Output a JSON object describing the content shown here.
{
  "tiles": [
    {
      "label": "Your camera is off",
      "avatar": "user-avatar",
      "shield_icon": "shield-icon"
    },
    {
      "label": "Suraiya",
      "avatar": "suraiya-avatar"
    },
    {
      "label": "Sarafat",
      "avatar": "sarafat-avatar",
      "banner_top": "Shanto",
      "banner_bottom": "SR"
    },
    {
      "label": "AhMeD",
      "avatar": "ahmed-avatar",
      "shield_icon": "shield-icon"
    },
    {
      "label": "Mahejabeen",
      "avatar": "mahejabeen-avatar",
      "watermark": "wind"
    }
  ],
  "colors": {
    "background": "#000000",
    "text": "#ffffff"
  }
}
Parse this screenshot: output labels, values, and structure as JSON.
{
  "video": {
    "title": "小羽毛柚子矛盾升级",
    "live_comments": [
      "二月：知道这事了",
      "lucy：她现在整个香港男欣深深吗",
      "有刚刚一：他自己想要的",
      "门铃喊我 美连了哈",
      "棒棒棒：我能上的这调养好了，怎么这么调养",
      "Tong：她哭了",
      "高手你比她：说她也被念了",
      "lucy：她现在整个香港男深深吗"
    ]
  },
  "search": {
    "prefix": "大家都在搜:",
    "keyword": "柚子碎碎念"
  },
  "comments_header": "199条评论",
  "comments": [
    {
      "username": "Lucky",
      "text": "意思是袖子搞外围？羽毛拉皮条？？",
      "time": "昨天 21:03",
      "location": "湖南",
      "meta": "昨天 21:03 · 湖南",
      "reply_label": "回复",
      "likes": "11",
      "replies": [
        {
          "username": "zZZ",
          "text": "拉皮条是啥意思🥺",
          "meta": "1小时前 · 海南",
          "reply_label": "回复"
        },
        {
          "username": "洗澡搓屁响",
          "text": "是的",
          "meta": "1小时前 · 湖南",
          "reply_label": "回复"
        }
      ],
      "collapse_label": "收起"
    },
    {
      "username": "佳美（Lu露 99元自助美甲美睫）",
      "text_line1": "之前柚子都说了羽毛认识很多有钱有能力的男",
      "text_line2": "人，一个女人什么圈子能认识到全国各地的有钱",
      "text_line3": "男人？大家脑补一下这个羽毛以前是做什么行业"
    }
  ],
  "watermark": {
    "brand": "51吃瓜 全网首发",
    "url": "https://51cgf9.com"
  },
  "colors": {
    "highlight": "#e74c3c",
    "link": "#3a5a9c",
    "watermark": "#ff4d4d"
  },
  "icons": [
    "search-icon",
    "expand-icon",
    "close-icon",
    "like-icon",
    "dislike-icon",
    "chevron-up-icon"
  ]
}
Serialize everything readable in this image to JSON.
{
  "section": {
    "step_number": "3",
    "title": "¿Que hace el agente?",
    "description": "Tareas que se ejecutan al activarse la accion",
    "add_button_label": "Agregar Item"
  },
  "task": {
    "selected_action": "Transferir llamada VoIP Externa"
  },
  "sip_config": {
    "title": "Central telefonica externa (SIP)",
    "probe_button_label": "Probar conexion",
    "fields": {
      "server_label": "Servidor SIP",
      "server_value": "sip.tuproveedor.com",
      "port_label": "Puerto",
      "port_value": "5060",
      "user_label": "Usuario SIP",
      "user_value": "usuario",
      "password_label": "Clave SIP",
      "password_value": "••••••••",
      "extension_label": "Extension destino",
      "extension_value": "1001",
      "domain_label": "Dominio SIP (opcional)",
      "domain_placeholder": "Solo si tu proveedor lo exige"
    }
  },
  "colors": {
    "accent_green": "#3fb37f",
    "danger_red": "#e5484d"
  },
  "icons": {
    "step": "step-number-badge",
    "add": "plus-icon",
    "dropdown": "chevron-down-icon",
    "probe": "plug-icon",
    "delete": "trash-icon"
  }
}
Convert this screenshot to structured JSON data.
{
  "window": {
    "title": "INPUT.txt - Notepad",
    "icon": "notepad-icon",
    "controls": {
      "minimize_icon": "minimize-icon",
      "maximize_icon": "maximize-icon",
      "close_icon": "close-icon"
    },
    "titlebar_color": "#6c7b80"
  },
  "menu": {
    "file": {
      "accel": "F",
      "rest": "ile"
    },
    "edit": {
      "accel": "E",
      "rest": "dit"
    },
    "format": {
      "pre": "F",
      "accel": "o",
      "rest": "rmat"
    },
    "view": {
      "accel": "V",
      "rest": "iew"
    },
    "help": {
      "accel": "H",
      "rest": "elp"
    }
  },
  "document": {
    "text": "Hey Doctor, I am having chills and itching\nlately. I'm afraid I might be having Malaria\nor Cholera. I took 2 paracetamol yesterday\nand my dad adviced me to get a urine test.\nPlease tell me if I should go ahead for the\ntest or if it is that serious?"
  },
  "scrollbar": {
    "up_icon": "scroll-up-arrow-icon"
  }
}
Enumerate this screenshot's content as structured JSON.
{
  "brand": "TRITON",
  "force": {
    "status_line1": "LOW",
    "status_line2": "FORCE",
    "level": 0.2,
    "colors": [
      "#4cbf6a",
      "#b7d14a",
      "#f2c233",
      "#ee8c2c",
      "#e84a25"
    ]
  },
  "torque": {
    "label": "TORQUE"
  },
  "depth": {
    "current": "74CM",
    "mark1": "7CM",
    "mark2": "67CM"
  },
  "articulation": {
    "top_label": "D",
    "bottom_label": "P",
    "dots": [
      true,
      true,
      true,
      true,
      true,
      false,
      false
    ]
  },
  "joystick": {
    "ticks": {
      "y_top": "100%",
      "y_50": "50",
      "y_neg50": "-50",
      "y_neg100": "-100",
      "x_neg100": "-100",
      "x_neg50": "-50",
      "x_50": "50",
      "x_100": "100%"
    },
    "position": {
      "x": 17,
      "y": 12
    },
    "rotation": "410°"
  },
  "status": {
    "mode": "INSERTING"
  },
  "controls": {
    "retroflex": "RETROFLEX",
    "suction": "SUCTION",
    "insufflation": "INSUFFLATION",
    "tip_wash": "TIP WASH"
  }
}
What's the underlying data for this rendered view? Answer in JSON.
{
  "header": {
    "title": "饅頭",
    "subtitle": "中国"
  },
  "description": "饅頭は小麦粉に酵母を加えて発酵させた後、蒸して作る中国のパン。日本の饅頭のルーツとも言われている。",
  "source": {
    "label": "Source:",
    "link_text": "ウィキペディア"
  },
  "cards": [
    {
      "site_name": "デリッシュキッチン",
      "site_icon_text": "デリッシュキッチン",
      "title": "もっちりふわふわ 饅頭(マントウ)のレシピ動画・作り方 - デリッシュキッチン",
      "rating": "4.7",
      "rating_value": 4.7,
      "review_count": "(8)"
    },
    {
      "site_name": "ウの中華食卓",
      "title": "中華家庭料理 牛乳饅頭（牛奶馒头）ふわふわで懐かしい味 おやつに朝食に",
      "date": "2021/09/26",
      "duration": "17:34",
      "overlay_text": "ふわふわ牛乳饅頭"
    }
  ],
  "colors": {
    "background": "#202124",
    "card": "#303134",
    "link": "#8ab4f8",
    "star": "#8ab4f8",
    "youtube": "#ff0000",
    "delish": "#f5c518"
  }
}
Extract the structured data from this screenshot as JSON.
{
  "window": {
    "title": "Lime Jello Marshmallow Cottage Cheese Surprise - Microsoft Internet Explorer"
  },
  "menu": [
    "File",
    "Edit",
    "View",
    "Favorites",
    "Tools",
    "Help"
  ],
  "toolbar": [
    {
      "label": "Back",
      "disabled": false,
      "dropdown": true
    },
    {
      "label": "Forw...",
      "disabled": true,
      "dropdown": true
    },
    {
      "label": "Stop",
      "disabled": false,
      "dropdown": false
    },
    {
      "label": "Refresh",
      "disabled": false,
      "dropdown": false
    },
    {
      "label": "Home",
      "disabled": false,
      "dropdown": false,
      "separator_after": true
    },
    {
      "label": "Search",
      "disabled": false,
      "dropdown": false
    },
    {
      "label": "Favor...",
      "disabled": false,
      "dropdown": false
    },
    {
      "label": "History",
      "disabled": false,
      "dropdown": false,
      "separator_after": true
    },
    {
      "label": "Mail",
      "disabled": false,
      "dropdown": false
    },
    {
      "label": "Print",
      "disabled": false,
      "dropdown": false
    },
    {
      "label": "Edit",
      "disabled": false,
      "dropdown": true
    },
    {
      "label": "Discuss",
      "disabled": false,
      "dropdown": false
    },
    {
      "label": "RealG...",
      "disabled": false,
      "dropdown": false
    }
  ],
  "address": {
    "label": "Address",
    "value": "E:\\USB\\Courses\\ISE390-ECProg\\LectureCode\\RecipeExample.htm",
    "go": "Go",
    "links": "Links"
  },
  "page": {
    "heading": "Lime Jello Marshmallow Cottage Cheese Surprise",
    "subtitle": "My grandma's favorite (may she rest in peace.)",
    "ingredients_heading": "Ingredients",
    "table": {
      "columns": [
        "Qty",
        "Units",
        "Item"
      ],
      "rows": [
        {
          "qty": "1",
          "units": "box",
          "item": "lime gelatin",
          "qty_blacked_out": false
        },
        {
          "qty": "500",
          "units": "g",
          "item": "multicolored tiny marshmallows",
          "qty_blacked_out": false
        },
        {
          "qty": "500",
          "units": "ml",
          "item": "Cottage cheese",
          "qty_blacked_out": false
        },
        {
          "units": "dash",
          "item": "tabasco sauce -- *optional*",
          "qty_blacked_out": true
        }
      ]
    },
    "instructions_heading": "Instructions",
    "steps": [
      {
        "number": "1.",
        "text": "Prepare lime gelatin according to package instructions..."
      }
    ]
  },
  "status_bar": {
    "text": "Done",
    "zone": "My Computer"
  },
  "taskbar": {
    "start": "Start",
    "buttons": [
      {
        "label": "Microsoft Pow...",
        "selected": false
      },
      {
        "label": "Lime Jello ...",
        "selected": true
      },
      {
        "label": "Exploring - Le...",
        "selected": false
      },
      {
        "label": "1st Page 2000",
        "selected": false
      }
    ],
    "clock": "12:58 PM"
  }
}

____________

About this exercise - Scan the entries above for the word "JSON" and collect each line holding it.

Reply to the exercise -
Output a JSON object describing the content shown here.
Parse this screenshot: output labels, values, and structure as JSON.
Serialize everything readable in this image to JSON.
Convert this screenshot to structured JSON data.
Enumerate this screenshot's content as structured JSON.
What's the underlying data for this rendered view? Answer in JSON.
Extract the structured data from this screenshot as JSON.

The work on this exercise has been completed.